EXERCISE
Write out the data exactly as given, dropping every picture.

[Page and application data records]
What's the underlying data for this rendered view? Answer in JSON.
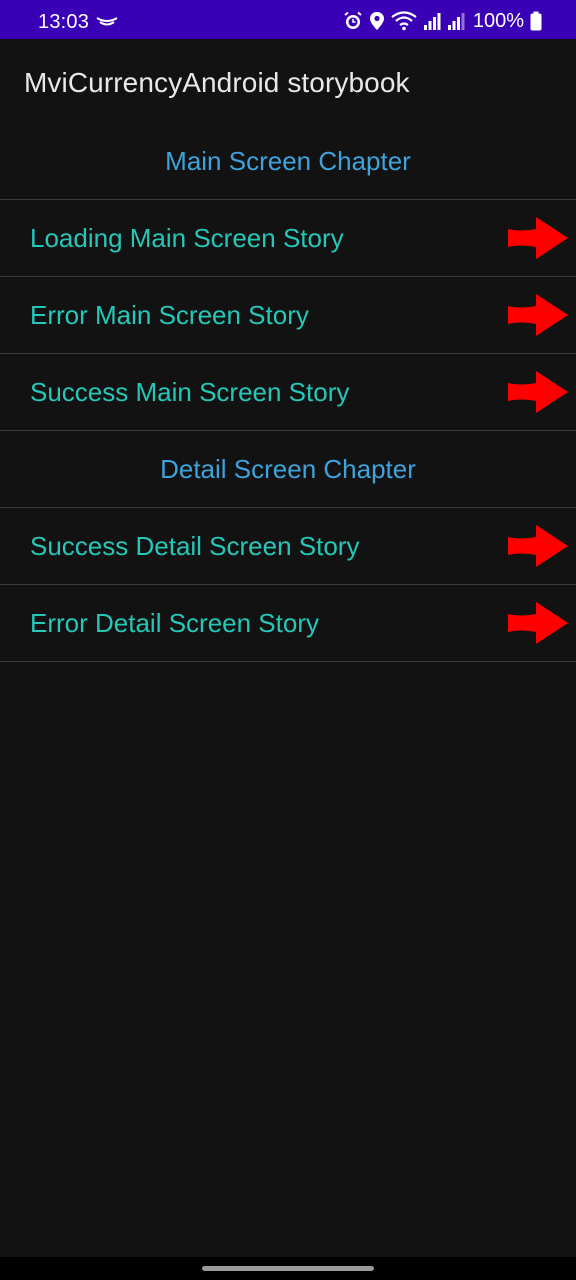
{
  "status_bar": {
    "time": "13:03",
    "battery_percent": "100%",
    "icons": [
      "notification-icon",
      "alarm-icon",
      "location-icon",
      "wifi-icon",
      "signal-icon",
      "signal-icon",
      "battery-icon"
    ],
    "background_color": "#3a00b6"
  },
  "toolbar": {
    "title": "MviCurrencyAndroid storybook"
  },
  "chapters": [
    {
      "title": "Main Screen Chapter",
      "stories": [
        {
          "label": "Loading Main Screen Story",
          "icon": "arrow-right-icon"
        },
        {
          "label": "Error Main Screen Story",
          "icon": "arrow-right-icon"
        },
        {
          "label": "Success Main Screen Story",
          "icon": "arrow-right-icon"
        }
      ]
    },
    {
      "title": "Detail Screen Chapter",
      "stories": [
        {
          "label": "Success Detail Screen Story",
          "icon": "arrow-right-icon"
        },
        {
          "label": "Error Detail Screen Story",
          "icon": "arrow-right-icon"
        }
      ]
    }
  ],
  "colors": {
    "background": "#121212",
    "chapter_text": "#3ea3dc",
    "story_text": "#25c7b8",
    "arrow": "#ff0000",
    "divider": "#3a3a3a"
  }
}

SOLUTION BELOW
What's the underlying data for this rendered view? Answer in JSON.
{
  "status_bar": {
    "time": "13:03",
    "battery_percent": "100%",
    "icons": [
      "notification-icon",
      "alarm-icon",
      "location-icon",
      "wifi-icon",
      "signal-icon",
      "signal-icon",
      "battery-icon"
    ],
    "background_color": "#3a00b6"
  },
  "toolbar": {
    "title": "MviCurrencyAndroid storybook"
  },
  "chapters": [
    {
      "title": "Main Screen Chapter",
      "stories": [
        {
          "label": "Loading Main Screen Story",
          "icon": "arrow-right-icon"
        },
        {
          "label": "Error Main Screen Story",
          "icon": "arrow-right-icon"
        },
        {
          "label": "Success Main Screen Story",
          "icon": "arrow-right-icon"
        }
      ]
    },
    {
      "title": "Detail Screen Chapter",
      "stories": [
        {
          "label": "Success Detail Screen Story",
          "icon": "arrow-right-icon"
        },
        {
          "label": "Error Detail Screen Story",
          "icon": "arrow-right-icon"
        }
      ]
    }
  ],
  "colors": {
    "background": "#121212",
    "chapter_text": "#3ea3dc",
    "story_text": "#25c7b8",
    "arrow": "#ff0000",
    "divider": "#3a3a3a"
  }
}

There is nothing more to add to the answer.